The First Department, in a full-fledged opinion by Justice Gische, determined the planned reconstruction of the East River Park along the waterfront of the lower east side of Manhattan did not require approval by the state legislature pursuant to the public trust doctrine, even though the project benefitted the park and other community objectives (protection against neighborhood flooding):
Petitioners contend that the principal purpose of the project is construction of a coastal shore floodwall to safeguard the residential developments nearby. They argue that the conclusion of a nonpark purpose is warranted because the work proposed is disproportionate to the work required to preserve the Park. There is no dispute that the project will greatly benefit the nearby communities from the risk of coastal flooding. At its core, however, petitioners’ argument is that any project that serves a park purpose cannot serve a dual purpose. Stated differently, that a park purpose is served only if that is the sole objective of a particular project. This is too narrow a reading of the park purpose requirement.

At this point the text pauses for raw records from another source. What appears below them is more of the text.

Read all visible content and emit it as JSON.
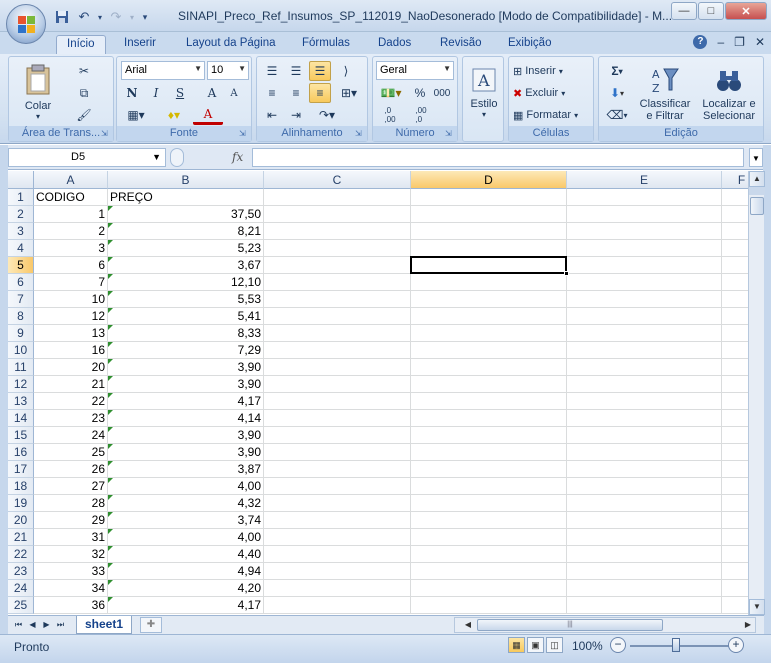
{
  "window": {
    "title": "SINAPI_Preco_Ref_Insumos_SP_112019_NaoDesonerado  [Modo de Compatibilidade] - M...",
    "minimize_label": "—",
    "maximize_label": "□",
    "close_label": "✕"
  },
  "qat": {
    "save_icon": "💾",
    "undo_icon": "↶",
    "redo_icon": "↷",
    "more_icon": "▾"
  },
  "tabs": [
    {
      "label": "Início"
    },
    {
      "label": "Inserir"
    },
    {
      "label": "Layout da Página"
    },
    {
      "label": "Fórmulas"
    },
    {
      "label": "Dados"
    },
    {
      "label": "Revisão"
    },
    {
      "label": "Exibição"
    }
  ],
  "help_ctrls": {
    "help": "?",
    "min": "–",
    "restore": "❐",
    "close": "✕"
  },
  "ribbon": {
    "clipboard": {
      "label": "Área de Trans...",
      "paste": "Colar"
    },
    "font": {
      "label": "Fonte",
      "family": "Arial",
      "size": "10",
      "bold": "N",
      "italic": "I",
      "underline": "S",
      "grow": "A",
      "shrink": "A",
      "fill_letter": "A",
      "font_letter": "A"
    },
    "alignment": {
      "label": "Alinhamento"
    },
    "number": {
      "label": "Número",
      "format": "Geral",
      "percent": "%",
      "thousands": "000",
      "inc_dec": ",0→,00",
      "dec_dec": ",00→,0"
    },
    "styles": {
      "label": "Estilo"
    },
    "cells": {
      "label": "Células",
      "insert": "Inserir",
      "delete": "Excluir",
      "format": "Formatar"
    },
    "editing": {
      "label": "Edição",
      "sort": "Classificar e Filtrar",
      "sort_l1": "Classificar",
      "sort_l2": "e Filtrar",
      "find_l1": "Localizar e",
      "find_l2": "Selecionar",
      "sigma": "Σ"
    }
  },
  "formula_bar": {
    "name_box": "D5",
    "fx": "fx",
    "content": ""
  },
  "grid": {
    "columns": [
      "A",
      "B",
      "C",
      "D",
      "E",
      "F"
    ],
    "selected_column": "D",
    "selected_row": "5",
    "rows": [
      {
        "n": "1",
        "a": "CODIGO",
        "b": "PREÇO"
      },
      {
        "n": "2",
        "a": "1",
        "b": "37,50"
      },
      {
        "n": "3",
        "a": "2",
        "b": "8,21"
      },
      {
        "n": "4",
        "a": "3",
        "b": "5,23"
      },
      {
        "n": "5",
        "a": "6",
        "b": "3,67"
      },
      {
        "n": "6",
        "a": "7",
        "b": "12,10"
      },
      {
        "n": "7",
        "a": "10",
        "b": "5,53"
      },
      {
        "n": "8",
        "a": "12",
        "b": "5,41"
      },
      {
        "n": "9",
        "a": "13",
        "b": "8,33"
      },
      {
        "n": "10",
        "a": "16",
        "b": "7,29"
      },
      {
        "n": "11",
        "a": "20",
        "b": "3,90"
      },
      {
        "n": "12",
        "a": "21",
        "b": "3,90"
      },
      {
        "n": "13",
        "a": "22",
        "b": "4,17"
      },
      {
        "n": "14",
        "a": "23",
        "b": "4,14"
      },
      {
        "n": "15",
        "a": "24",
        "b": "3,90"
      },
      {
        "n": "16",
        "a": "25",
        "b": "3,90"
      },
      {
        "n": "17",
        "a": "26",
        "b": "3,87"
      },
      {
        "n": "18",
        "a": "27",
        "b": "4,00"
      },
      {
        "n": "19",
        "a": "28",
        "b": "4,32"
      },
      {
        "n": "20",
        "a": "29",
        "b": "3,74"
      },
      {
        "n": "21",
        "a": "31",
        "b": "4,00"
      },
      {
        "n": "22",
        "a": "32",
        "b": "4,40"
      },
      {
        "n": "23",
        "a": "33",
        "b": "4,94"
      },
      {
        "n": "24",
        "a": "34",
        "b": "4,20"
      },
      {
        "n": "25",
        "a": "36",
        "b": "4,17"
      }
    ]
  },
  "sheets": [
    {
      "label": "sheet1"
    }
  ],
  "status": {
    "text": "Pronto",
    "zoom": "100%",
    "zoom_minus": "−",
    "zoom_plus": "+"
  },
  "colors": {
    "accent": "#15428b",
    "selection": "#f9c86a",
    "number_tri": "#2f8f2f"
  }
}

A project that benefits a park as well as other community objectives can still be considered to serve a park purpose under the public trust doctrine. * * * … [E]ven though a coastal flooding protection project will provide communities adjacent to the Park with flood protection, it will also protect the Park from coastal flooding.
Once it is determined that there is a park purpose, the salutary goal of preventing the alienation of parkland is satisfied. Matter of East Riv. Park Action v City of New York, 2021 NY Slip Op 06652, First Dept 11-30-21